Why do we need to control feral wild boar in the Forest of Dean?
The growing population of feral wild boar in the Forest of Dean has led to a steady increase in significant impacts upon the resident community, as well as visitors to the Forest.
The most obvious sign of feral wild boar is the rooting of amenity grasslands. Large areas of grassland, grass verges, parks, sports pitches and church-yards can be rooted up in a few hours. The wild boar have hugely powerful snouts and are able to dig up and turnover grasslands amazingly quickly as they search out food. Road side verges and areas of open grasslands in the villages are easy targets, and very visible signals of the presence of boar and cannot be fenced.
Wider social impacts of boar have been reported as people, often the older and more vulnerable in the community, being afraid to go out at dusk or at night due to the presence of boar, exacerbating existing issues around social isolation. In some cases the repeated howling of dogs in response to the presence of boar through the night, night after night has been reported.
Public safety continues to be raised as a concern by many local people and their representatives. The number of road traffic accidents involving boar overtook those involving deer in 2013, and the numbers continue to rise. People have reported being chased by boar, and attacks on dogs are not uncommon. Horse riders also report that some horses are disturbed by the presence of boar, and have escaped from their paddocks, or thrown their riders after being spooked whilst riding in the Forest.
The social impacts of feral wild boar were captured in a research report commissioned from the University of Worcester ‘The Social Aspects of Wild Boar in the Forest of Dean’
Ecologically, boar at low densities are probably good for the natural environment as the rooting and wallowing behaviours break-up static eco-systems and allow an increased range of plant species and insect fauna to grow. However, as the density of boar rises the negative issues of boar, such as continually disturbing the same area of ground so that all is left is bare mud, and eating insects and other plant material could be damaging to specific species in the long run. There are several important butterfly sites in the Forest that have been repeatedly rooted over at the same time butterfly counts in those same areas have seen declining numbers – but proving cause and effect is not easy.

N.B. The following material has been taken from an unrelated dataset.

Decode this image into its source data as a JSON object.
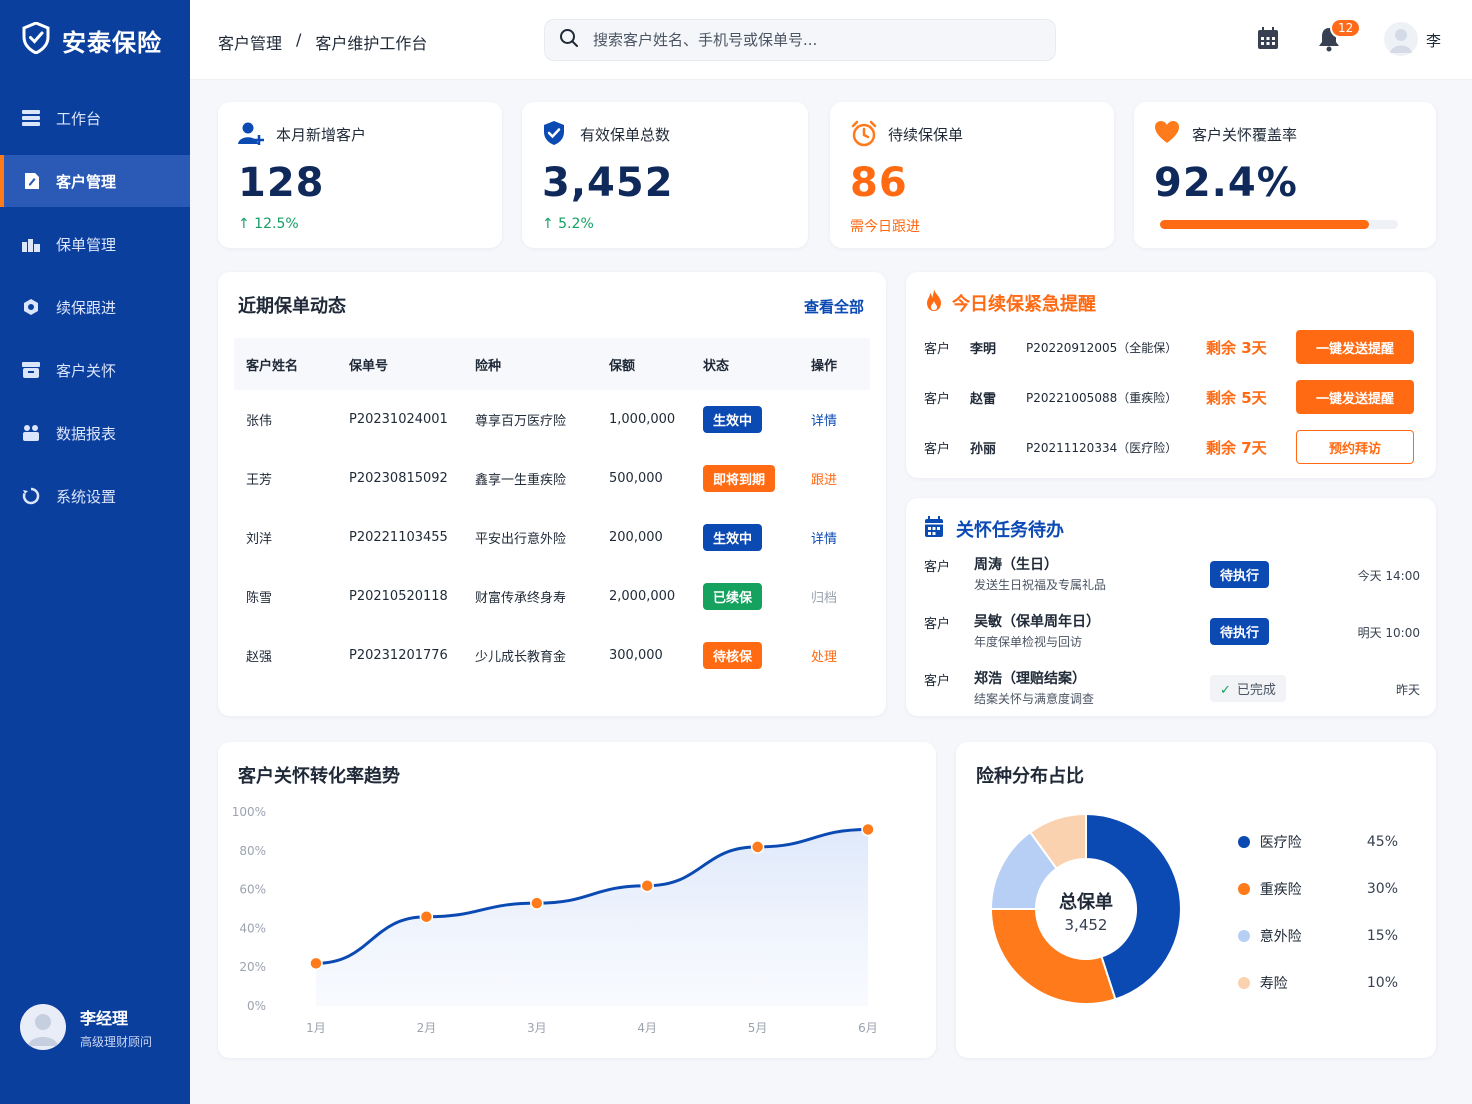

With no natural predators, high levels of reproduction and ideal habitat for food and shelter the current population growth may continue until the population density in the core reaches a level whereby the population starts to self-regulate through limited food resources. It is speculated that this may start to occur when the boar population of the public forest estate in the Dean starts to approach 10,000 animals. As the density of animals in the core of the Forest goes up, the population pressure also pushes the boar out into an ever widening ring of surrounding land.
The aim of the Forestry Commission’s management of feral wild boar is, in the short term, to stop the annual population growth; and then start to bring the population back down towards the target level.
Are wild boar dangerous?
Wild boars are strong animals that can run relatively fast. The canines in adult males can inflict serious injuries in case of an attack. Due to their solid body build wild boars are considered to be particularly dangerous when involved in car accidents.
Boars should not be approached, as they can be dangerous, especially if guarding piglets.
How fast can a wild boar run?
Wild pigs can run up to 30 mph. They can jump over fences less than 3 feet high and have “climbed” out of pig traps with walls 5 to 6 feet high.
Are wild boar cannibals?
Pigs are known to commit infanticide.
Also known as "savaging," cannibalism among pigs is associated with sows. ... In this case, cannibalism is sometimes attributed to a hormone change prior to giving birth, but it can also be related to a pig's nervousness, stress, or external environment.